El Niño is currently a welcoming sight for water conservation efforts, despite the potential for flooding and mudslides as California enters what may be its fifth year of the worst drought in state history.


This year’s current El Niño system has tied with a system from 1997 as the strongest on record, with wetter conditions for California from January to March, according to the National Oceanic and Atmospheric Administration (NOAA).

What’s Growing On: Why Water-Wise Plants Look Different

At a local nursery this past fall, I was excited to find a robust selection of water-wise plants, a reflection of this rapidly expanding market. Another interesting phenomenon, related to me by a nursery employee, was a little less exciting: “Customers come in asking for drought-tolerant plants, but change their minds when they see them.” Such news breaks the hearts of Mediterranean garden geeks like me who wish everyone could appreciate the unique beauty of water-wise plants.

El Nino Deluges California with Water, Yet Farmers Left in the Lurch

A California water official said Friday farmers are not optimistic about their chances of getting water from the government this year, despite a strong El Nino hammering the state with rainfall.


Deputy General Manager of the Westlands Water District Johnny Amaral told reporters federal authorities don’t expect surface water in his district any time soon. The message is bound to stifle San Joaquin Valley farms, most of which receive the bulk of their water from Westlands.

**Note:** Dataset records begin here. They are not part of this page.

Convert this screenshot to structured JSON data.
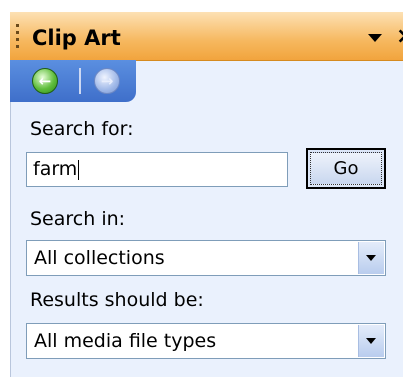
{
  "panel": {
    "title": "Clip Art",
    "menu_icon": "dropdown-arrow-icon",
    "close_icon": "close-icon"
  },
  "nav": {
    "back_icon": "back-arrow-icon",
    "forward_icon": "forward-arrow-icon"
  },
  "search": {
    "label": "Search for:",
    "value": "farm",
    "go_label": "Go"
  },
  "search_in": {
    "label": "Search in:",
    "selected": "All collections"
  },
  "results": {
    "label": "Results should be:",
    "selected": "All media file types"
  }
}
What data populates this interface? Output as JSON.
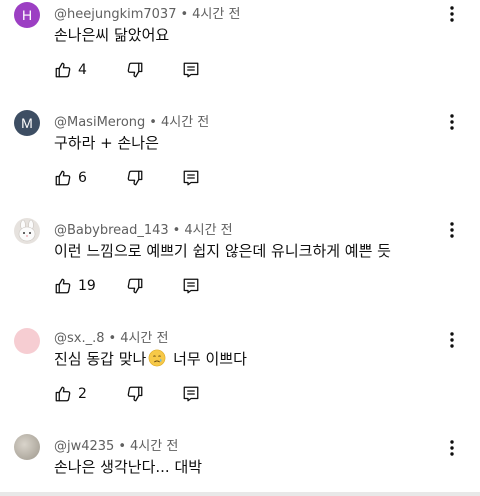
{
  "comments": [
    {
      "avatar_letter": "H",
      "avatar_color": "#9c3fc3",
      "username": "@heejungkim7037",
      "time": "4시간 전",
      "text": "손나은씨 닮았어요",
      "likes": "4"
    },
    {
      "avatar_letter": "M",
      "avatar_color": "#3d4e63",
      "username": "@MasiMerong",
      "time": "4시간 전",
      "text": "구하라 + 손나은",
      "likes": "6"
    },
    {
      "avatar_letter": "",
      "avatar_color": "#e6e2de",
      "username": "@Babybread_143",
      "time": "4시간 전",
      "text": "이런 느낌으로 예쁘기 쉽지 않은데 유니크하게 예쁜 듯",
      "likes": "19"
    },
    {
      "avatar_letter": "",
      "avatar_color": "#f6cdd2",
      "username": "@sx._.8",
      "time": "4시간 전",
      "text_before": "진심 동갑 맞나",
      "text_after": " 너무 이쁘다",
      "emoji": "crying-face-emoji",
      "likes": "2"
    },
    {
      "avatar_letter": "",
      "avatar_color": "#b9b4ab",
      "username": "@jw4235",
      "time": "4시간 전",
      "text": "손나은 생각난다... 대박"
    }
  ],
  "separator": "•"
}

The Benefits of El Niño Rain Are Largely Going To Waste

El Nino 2016 has arrived but much of the rain water that southern Californians were hoping would ease the water crisis has gone to waste.


Heavy downpours earlier this month saw almost an inch and a half of rain falling at LAX – a new daily record. And this is just the beginning – warmer than usual ocean temperatures mean this El Nino is set to top the big one of 1997.

Drought Gives Plan for Recycled Water into Tap New Life

Water providers are feeling the squeeze.

The drought, rising populations, and environmental concerns are pushing agencies to move toward what, for most, was unthinkable decades before: pushing sewer water into the tap.


While health officials in California, and elsewhere, work out the details, water consortiums are moving on the process to make this new tap water source a reality.

EL NINO: Early Storms Help Replenish Snowpack – and Our Water Supply

Halfway through the winter, more water is stored in California’s snowpack than is usual for this time of year – signaling that maybe, just maybe, this could be the year the drought eases.


With a strong El Niño, it’s not really surprising that winter rain has arrived in California. What’s notable is the location.

Breaking Barriers: How California Tackled Its Water Challenges to Become a Global Leader

California’s Orange County Water District took ‘reuse and reduce’ to a whole new level with its ground-breaking work in recycling used water. Its general manager Michael R. Markus shares his insights on the organisation’s decades-long journey in protecting the region’s water basin and ensuring water security for millions, efforts that helped it win the 2014 Lee Kuan Yew Water Prize.

Bureau of Reclamation Outlines Water Year 2016 Central Valley Project Water Supply Conditions

In preparation for the initial 2016 water supply allocation announcement later this winter, the Bureau of Reclamation is providing an update on water supply conditions for the federal Central Valley Project (CVP). The water year (WY) runs from October 1 to September 30; the contract year for most CVP contractors runs from March 1 to February 28.